It didn’t come as a surprise to many that the American Civil Liberties Union expressed concern with a new a policy to “restore and preserve free speech” on UNC campuses.
The policy, prompted by a nationwide conservative movement, is being crafted by the GOP-dominated UNC Board of Governors, leading civil liberties advocates to worry it may be applied unevenly and actually create a chilling effect on speech.
But this week, the Foundation for Individual Rights in Education (FIRE), a non-profit that supported the state bill that prompted the policy, now says it also has concerns about the direction being taken by the Board of Governors.
FIRE, an organization much celebrated on the political right, also proposed the creation of such a policy for the University of Wisconsin system – but ended up opposing the policy actually created for the system by its Board of Regents.
That University of Wisconsin policy is admired on the UNC Board of Governors and was cited by board members William Webb and Steven Long as the basis for parts of the current draft policy for UNC.
At issue, according to Laura Beltz, FIRE’s program officer for policy reform: the section of the draft setting up minimum sanctions for those found in violation.
“We are concerned that mandating a minimum punishment of suspension after two offenses could lead to disproportionate, unduly harsh punishments,” Beltz told N.C. Policy Watch. “Instead, institutions should have the ability to impose sanctions for disruptive conduct based on the context and facts of each case.”
FIRE would prefer a second option laid out in the draft, which would presume suspension after a second offense but would let the individual institution determine if a different sanction is warranted.

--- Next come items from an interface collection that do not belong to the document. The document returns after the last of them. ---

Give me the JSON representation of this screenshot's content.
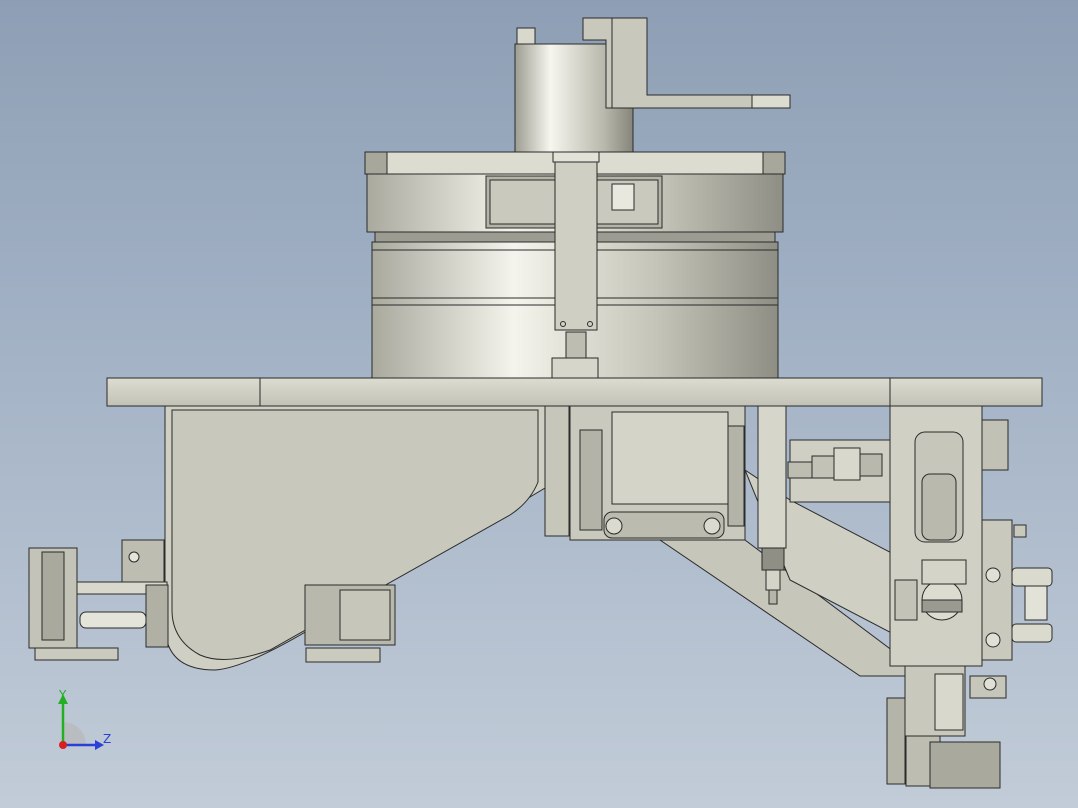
{
  "triad": {
    "y_label": "Y",
    "z_label": "Z",
    "colors": {
      "y": "#22b022",
      "z": "#2a3fd8",
      "x": "#d82020"
    }
  },
  "palette": {
    "metal_light": "#e6e6dc",
    "metal_mid": "#c9c9bd",
    "metal_dark": "#8a8a80",
    "plate": "#d3d3c9",
    "edge": "#2b2b2b"
  }
}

At a Board of Governors subcommittee meeting earlier this month, Governance Committee Chairman Steven Long said he’s been disappointed by individual chancellors’ reaction to protests he thinks cross the line and would prefer a uniform sanction to allowing individual campuses and chancellors to decide on sanctions.
This week, the ACLU of North Carolina expressed concerns about the vague nature of the draft policy, saying a “material and substantial disruption” could be interpreted in many way.

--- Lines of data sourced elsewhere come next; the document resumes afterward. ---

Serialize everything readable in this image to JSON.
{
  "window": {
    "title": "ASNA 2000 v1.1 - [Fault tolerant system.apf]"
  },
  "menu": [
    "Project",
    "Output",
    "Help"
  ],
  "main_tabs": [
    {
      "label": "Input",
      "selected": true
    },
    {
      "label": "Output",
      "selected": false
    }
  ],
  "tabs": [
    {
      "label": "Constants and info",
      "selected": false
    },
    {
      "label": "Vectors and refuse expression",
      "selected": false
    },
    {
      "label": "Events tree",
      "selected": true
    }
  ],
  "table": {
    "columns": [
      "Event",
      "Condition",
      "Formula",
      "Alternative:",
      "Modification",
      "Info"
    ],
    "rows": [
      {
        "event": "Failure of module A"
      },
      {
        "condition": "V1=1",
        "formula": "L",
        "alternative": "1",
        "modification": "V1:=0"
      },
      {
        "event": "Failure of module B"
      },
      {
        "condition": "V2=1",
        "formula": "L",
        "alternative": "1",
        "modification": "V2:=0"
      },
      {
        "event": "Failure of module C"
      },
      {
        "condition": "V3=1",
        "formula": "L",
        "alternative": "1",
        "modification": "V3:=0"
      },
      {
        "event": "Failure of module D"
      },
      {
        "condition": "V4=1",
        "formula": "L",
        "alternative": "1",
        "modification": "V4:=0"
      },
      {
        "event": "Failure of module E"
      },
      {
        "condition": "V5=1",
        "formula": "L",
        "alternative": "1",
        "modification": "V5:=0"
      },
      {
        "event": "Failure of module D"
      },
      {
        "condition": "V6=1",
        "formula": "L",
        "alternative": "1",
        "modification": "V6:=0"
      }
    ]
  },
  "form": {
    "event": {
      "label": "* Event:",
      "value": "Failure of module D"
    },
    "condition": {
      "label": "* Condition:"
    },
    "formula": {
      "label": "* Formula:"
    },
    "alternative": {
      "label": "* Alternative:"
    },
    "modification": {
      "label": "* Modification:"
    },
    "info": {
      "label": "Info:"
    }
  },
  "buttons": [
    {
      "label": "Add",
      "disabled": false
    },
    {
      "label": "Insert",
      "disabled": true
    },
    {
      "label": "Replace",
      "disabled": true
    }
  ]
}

Beltz said FIRE finds the “material and substantial disruption” standard acceptable – but it will need to be properly applied.

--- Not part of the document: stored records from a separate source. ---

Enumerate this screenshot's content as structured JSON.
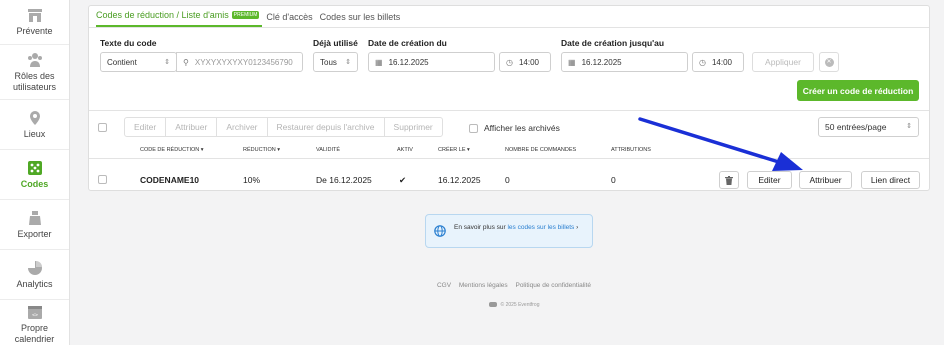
{
  "sidebar": {
    "items": [
      {
        "label": "Prévente",
        "icon": "storefront-icon",
        "active": false
      },
      {
        "label": "Rôles des utilisateurs",
        "icon": "users-icon",
        "active": false
      },
      {
        "label": "Lieux",
        "icon": "location-pin-icon",
        "active": false
      },
      {
        "label": "Codes",
        "icon": "dice-icon",
        "active": true
      },
      {
        "label": "Exporter",
        "icon": "bag-icon",
        "active": false
      },
      {
        "label": "Analytics",
        "icon": "pie-chart-icon",
        "active": false
      },
      {
        "label": "Propre calendrier",
        "icon": "calendar-code-icon",
        "active": false
      }
    ]
  },
  "tabs": [
    {
      "label": "Codes de réduction / Liste d'amis",
      "badge": "PREMIUM",
      "active": true
    },
    {
      "label": "Clé d'accès",
      "active": false
    },
    {
      "label": "Codes sur les billets",
      "active": false
    }
  ],
  "filters": {
    "code_text": {
      "label": "Texte du code",
      "mode": "Contient",
      "placeholder": "XYXYXYXYXY0123456790"
    },
    "used": {
      "label": "Déjà utilisé",
      "value": "Tous"
    },
    "created_from": {
      "label": "Date de création du",
      "date": "16.12.2025",
      "time": "14:00"
    },
    "created_until": {
      "label": "Date de création jusqu'au",
      "date": "16.12.2025",
      "time": "14:00"
    },
    "apply_label": "Appliquer"
  },
  "create_button": "Créer un code de réduction",
  "bulk_actions": [
    "Editer",
    "Attribuer",
    "Archiver",
    "Restaurer depuis l'archive",
    "Supprimer"
  ],
  "show_archived": "Afficher les archivés",
  "per_page": "50 entrées/page",
  "table": {
    "headers": [
      "CODE DE RÉDUCTION",
      "RÉDUCTION",
      "VALIDITÉ",
      "AKTIV",
      "CRÉER LE",
      "NOMBRE DE COMMANDES",
      "ATTRIBUTIONS"
    ],
    "rows": [
      {
        "code": "CODENAME10",
        "reduction": "10%",
        "validity": "De 16.12.2025",
        "active": "✔",
        "created": "16.12.2025",
        "orders": "0",
        "attributions": "0"
      }
    ],
    "row_actions": {
      "edit": "Editer",
      "assign": "Attribuer",
      "direct_link": "Lien direct"
    }
  },
  "info": {
    "prefix": "En savoir plus sur ",
    "link": "les codes sur les billets",
    "suffix": " ›"
  },
  "footer": {
    "links": [
      "CGV",
      "Mentions légales",
      "Politique de confidentialité"
    ],
    "copyright": "© 2025 Eventfrog"
  },
  "colors": {
    "accent": "#5cb82b",
    "arrow": "#1a2fd6",
    "info_bg": "#e8f3fc"
  }
}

“However, if the policy is applied to sanction expression that does not infringe upon the rights of others, such as protesting outside of an event or staging a brief or non-disruptive walkout of an event, FIRE will oppose such an application,” Beltz said.
“State legislature efforts on First Amendment issues are hard to generalize about — state legislation can often provide a helpful clarification on aspects of the law (like legislation banning free speech zones),” Beltz said. “However, state legislatures can also overstep their ground and can threaten academic freedom rights by attempting to set the agenda for classroom instruction, or by trying to take away the discretion of institutions to make judgment calls based on particular circumstances (like the Wisconsin bill’s mandatory sanctions). ”